I can see several issues with your design. The motor control is just one.

Gearing. For 1-3 bounces per second, that's 60-180 RPM. Your motor probably goes something like 1750 RPM. As jsotola commented, you'll need to add a gearbox, or else replace the motor with one that has an integrated gearbox ("gear motor"). You won't be able to reliably control a motor at less than 1/10 its rated speed -- it'll stall, or groan but not move, depending on how you hold your mouth when turning the knob :-).

Resonance. If the weight is to be oscillating on the spring, your system will have a natural frequency. Making the weight heavier, or using a longer or wimpier spring will be slower oscillation; lighter weight or stiffer/shorter spring will be faster. You should plan on experimenting with springs to get the right bounce speed.

The up-and-down drive from the motor should match the mechanical resonance. Adjusting motor speed to drive it off-resonance will still sort of work, but not nearly as well. If you really want variable frequency you'll need have some way to adjust the spring length, or pick up and shed weight on the fly, or something. If you drive it at resonance, the resonance will mean the motor doesn't have to do all the heavy lifting. Maybe you could even get away with a smaller motor.

PWM. Controllers for motors as beefy as the one in your picture typically use pulse-width modulation. Your linear setup with pot and transistors is attractively simple and intuitive. But consider that all the electric power that your motor isn't drawing will have to be dissipated as heat by those poor heat-sink-less transistors. A PWM setup, instead of dissipating the power, in effect turns it off for some fraction of the time, many times a second. It will be considerably more complicated, though -- probably including something like an Arduino. Keep those transistors, though, they might yet serve as the switching element.

Crank, or cam. (You only asked about the motor and controller, so this is just kibitzing.) A crank, shaped like the L-shape part that connects a bicycle pedal to the gears, would convert rotary motion from the gearbox shaft into up&down motion of the 5-pound decoration. If you drive it at mechanical resonance, the weight will bounce on the spring higher than just the crank throw. OTOH you might get interesting behavior by driving with a cam shaped to do something besides sinusoidal -- like a gradual rise followed by a sudden drop.

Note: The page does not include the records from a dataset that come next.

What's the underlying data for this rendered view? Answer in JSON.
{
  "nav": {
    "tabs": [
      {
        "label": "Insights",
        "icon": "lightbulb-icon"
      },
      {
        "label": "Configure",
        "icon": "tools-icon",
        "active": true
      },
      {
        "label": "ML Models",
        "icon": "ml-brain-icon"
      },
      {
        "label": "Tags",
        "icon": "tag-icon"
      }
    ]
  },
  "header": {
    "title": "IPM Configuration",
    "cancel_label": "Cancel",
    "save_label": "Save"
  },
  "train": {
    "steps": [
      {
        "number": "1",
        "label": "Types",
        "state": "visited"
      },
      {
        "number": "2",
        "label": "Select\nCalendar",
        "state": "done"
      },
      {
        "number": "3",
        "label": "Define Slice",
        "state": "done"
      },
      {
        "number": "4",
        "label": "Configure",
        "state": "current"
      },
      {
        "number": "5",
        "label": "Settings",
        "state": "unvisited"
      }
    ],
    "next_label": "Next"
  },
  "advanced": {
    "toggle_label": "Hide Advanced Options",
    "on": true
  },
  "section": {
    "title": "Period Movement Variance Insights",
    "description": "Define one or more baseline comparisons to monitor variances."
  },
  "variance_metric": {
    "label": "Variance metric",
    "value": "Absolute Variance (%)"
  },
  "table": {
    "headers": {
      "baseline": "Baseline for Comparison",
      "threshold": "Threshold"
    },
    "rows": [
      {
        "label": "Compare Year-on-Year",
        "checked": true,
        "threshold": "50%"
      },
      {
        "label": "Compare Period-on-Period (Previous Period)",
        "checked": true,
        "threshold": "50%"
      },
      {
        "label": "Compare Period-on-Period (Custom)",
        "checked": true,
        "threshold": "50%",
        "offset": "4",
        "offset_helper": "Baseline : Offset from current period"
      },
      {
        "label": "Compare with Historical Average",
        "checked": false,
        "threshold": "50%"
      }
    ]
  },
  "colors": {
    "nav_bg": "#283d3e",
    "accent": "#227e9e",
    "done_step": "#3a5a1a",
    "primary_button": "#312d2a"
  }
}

• thanks for the guidance. I'm really ignorant about electronics, so I didn't realize the relation between excessive resistance and high heat output. If I were to find a dc gear motor, am I correct in thinking all I need in the circuit is a potentiometer in series with it (given the proper dc power supplied)? Mar 24 at 19:52
• So much depends on what your motor needs, and we know only its approx size from your picture. A potentiometer (rheostat) the size of the one in the pic would burn out like instantly. You'll need some electronics to control the power. Search Amazon or somewhere for "small dc speed control". Browse through the hits to make sure they're in your price range. Also, the power unit in the photo might or might not deliver the power your motor needs. Mar 25 at 22:44
• If you can't find out specific ratings for your motor, and still want to use it, you should plan for a big enough budget to replace parts you burn out while experimenting. Or maybe use this as an excuse to learn more about volts, amps, watts, torque, gearing, and all that stuff that gives robotics a dimension beyond simulations and games trapped behind the computer screen. Good luck with your project, and your engineering journey (should you so choose). BTW, I think stackexchange encourages us to "accept" an answer, if it's satisfactory, so that it can help future searchers as well. Mar 25 at 22:44